* ACTIVITY
Below are entries to return in full. Keep each one exact.

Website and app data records
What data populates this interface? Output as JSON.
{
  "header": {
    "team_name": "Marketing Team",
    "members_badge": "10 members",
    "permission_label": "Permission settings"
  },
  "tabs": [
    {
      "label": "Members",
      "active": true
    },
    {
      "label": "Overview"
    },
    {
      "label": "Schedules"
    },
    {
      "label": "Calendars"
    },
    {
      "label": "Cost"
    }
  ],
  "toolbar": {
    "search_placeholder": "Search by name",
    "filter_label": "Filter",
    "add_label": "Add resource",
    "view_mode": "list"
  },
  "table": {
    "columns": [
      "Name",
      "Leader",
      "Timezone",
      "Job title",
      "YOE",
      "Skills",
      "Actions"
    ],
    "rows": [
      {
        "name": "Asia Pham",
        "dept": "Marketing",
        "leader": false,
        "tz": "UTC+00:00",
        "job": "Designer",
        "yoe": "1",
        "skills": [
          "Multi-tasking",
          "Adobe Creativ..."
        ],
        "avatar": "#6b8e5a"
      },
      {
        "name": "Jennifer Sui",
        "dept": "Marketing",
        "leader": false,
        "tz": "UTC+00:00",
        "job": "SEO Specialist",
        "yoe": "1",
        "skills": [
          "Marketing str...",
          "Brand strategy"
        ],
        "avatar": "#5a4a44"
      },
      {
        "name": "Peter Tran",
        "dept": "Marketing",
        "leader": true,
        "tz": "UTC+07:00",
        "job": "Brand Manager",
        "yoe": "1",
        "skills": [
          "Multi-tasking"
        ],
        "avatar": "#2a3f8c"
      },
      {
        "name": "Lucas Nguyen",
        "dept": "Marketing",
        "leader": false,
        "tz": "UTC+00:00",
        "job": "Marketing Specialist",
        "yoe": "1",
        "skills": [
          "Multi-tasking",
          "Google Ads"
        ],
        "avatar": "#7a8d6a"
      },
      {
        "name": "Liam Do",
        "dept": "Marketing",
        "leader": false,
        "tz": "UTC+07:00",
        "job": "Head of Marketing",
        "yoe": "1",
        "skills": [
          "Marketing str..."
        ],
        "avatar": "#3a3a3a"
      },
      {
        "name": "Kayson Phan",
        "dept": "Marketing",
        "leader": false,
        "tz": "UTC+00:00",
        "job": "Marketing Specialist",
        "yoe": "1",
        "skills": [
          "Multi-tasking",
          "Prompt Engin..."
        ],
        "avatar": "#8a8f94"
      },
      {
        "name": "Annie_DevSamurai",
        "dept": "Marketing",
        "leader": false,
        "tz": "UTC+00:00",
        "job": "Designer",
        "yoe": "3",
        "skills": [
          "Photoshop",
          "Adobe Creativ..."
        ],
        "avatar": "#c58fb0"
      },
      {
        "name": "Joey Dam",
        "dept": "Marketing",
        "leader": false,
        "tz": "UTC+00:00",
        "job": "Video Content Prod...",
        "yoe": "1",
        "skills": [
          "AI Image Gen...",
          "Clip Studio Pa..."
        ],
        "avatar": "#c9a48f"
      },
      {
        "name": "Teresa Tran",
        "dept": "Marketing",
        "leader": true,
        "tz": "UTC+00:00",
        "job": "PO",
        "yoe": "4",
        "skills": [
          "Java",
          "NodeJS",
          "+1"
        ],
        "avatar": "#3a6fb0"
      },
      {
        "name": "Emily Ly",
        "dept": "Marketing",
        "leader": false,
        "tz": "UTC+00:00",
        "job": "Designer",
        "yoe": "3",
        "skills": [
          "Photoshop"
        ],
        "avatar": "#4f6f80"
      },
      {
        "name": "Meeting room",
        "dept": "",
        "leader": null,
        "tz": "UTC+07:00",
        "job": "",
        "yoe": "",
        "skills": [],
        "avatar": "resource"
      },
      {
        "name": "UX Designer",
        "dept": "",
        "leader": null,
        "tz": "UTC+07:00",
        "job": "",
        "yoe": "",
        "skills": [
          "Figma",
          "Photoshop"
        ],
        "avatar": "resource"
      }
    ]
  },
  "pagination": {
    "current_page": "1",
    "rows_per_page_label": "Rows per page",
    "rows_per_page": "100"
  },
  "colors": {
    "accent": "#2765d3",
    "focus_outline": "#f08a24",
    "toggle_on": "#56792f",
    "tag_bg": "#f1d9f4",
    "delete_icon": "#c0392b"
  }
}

* RESPONSE TO THIS EXERCISE
What data populates this interface? Output as JSON.
{
  "header": {
    "team_name": "Marketing Team",
    "members_badge": "10 members",
    "permission_label": "Permission settings"
  },
  "tabs": [
    {
      "label": "Members",
      "active": true
    },
    {
      "label": "Overview"
    },
    {
      "label": "Schedules"
    },
    {
      "label": "Calendars"
    },
    {
      "label": "Cost"
    }
  ],
  "toolbar": {
    "search_placeholder": "Search by name",
    "filter_label": "Filter",
    "add_label": "Add resource",
    "view_mode": "list"
  },
  "table": {
    "columns": [
      "Name",
      "Leader",
      "Timezone",
      "Job title",
      "YOE",
      "Skills",
      "Actions"
    ],
    "rows": [
      {
        "name": "Asia Pham",
        "dept": "Marketing",
        "leader": false,
        "tz": "UTC+00:00",
        "job": "Designer",
        "yoe": "1",
        "skills": [
          "Multi-tasking",
          "Adobe Creativ..."
        ],
        "avatar": "#6b8e5a"
      },
      {
        "name": "Jennifer Sui",
        "dept": "Marketing",
        "leader": false,
        "tz": "UTC+00:00",
        "job": "SEO Specialist",
        "yoe": "1",
        "skills": [
          "Marketing str...",
          "Brand strategy"
        ],
        "avatar": "#5a4a44"
      },
      {
        "name": "Peter Tran",
        "dept": "Marketing",
        "leader": true,
        "tz": "UTC+07:00",
        "job": "Brand Manager",
        "yoe": "1",
        "skills": [
          "Multi-tasking"
        ],
        "avatar": "#2a3f8c"
      },
      {
        "name": "Lucas Nguyen",
        "dept": "Marketing",
        "leader": false,
        "tz": "UTC+00:00",
        "job": "Marketing Specialist",
        "yoe": "1",
        "skills": [
          "Multi-tasking",
          "Google Ads"
        ],
        "avatar": "#7a8d6a"
      },
      {
        "name": "Liam Do",
        "dept": "Marketing",
        "leader": false,
        "tz": "UTC+07:00",
        "job": "Head of Marketing",
        "yoe": "1",
        "skills": [
          "Marketing str..."
        ],
        "avatar": "#3a3a3a"
      },
      {
        "name": "Kayson Phan",
        "dept": "Marketing",
        "leader": false,
        "tz": "UTC+00:00",
        "job": "Marketing Specialist",
        "yoe": "1",
        "skills": [
          "Multi-tasking",
          "Prompt Engin..."
        ],
        "avatar": "#8a8f94"
      },
      {
        "name": "Annie_DevSamurai",
        "dept": "Marketing",
        "leader": false,
        "tz": "UTC+00:00",
        "job": "Designer",
        "yoe": "3",
        "skills": [
          "Photoshop",
          "Adobe Creativ..."
        ],
        "avatar": "#c58fb0"
      },
      {
        "name": "Joey Dam",
        "dept": "Marketing",
        "leader": false,
        "tz": "UTC+00:00",
        "job": "Video Content Prod...",
        "yoe": "1",
        "skills": [
          "AI Image Gen...",
          "Clip Studio Pa..."
        ],
        "avatar": "#c9a48f"
      },
      {
        "name": "Teresa Tran",
        "dept": "Marketing",
        "leader": true,
        "tz": "UTC+00:00",
        "job": "PO",
        "yoe": "4",
        "skills": [
          "Java",
          "NodeJS",
          "+1"
        ],
        "avatar": "#3a6fb0"
      },
      {
        "name": "Emily Ly",
        "dept": "Marketing",
        "leader": false,
        "tz": "UTC+00:00",
        "job": "Designer",
        "yoe": "3",
        "skills": [
          "Photoshop"
        ],
        "avatar": "#4f6f80"
      },
      {
        "name": "Meeting room",
        "dept": "",
        "leader": null,
        "tz": "UTC+07:00",
        "job": "",
        "yoe": "",
        "skills": [],
        "avatar": "resource"
      },
      {
        "name": "UX Designer",
        "dept": "",
        "leader": null,
        "tz": "UTC+07:00",
        "job": "",
        "yoe": "",
        "skills": [
          "Figma",
          "Photoshop"
        ],
        "avatar": "resource"
      }
    ]
  },
  "pagination": {
    "current_page": "1",
    "rows_per_page_label": "Rows per page",
    "rows_per_page": "100"
  },
  "colors": {
    "accent": "#2765d3",
    "focus_outline": "#f08a24",
    "toggle_on": "#56792f",
    "tag_bg": "#f1d9f4",
    "delete_icon": "#c0392b"
  }
}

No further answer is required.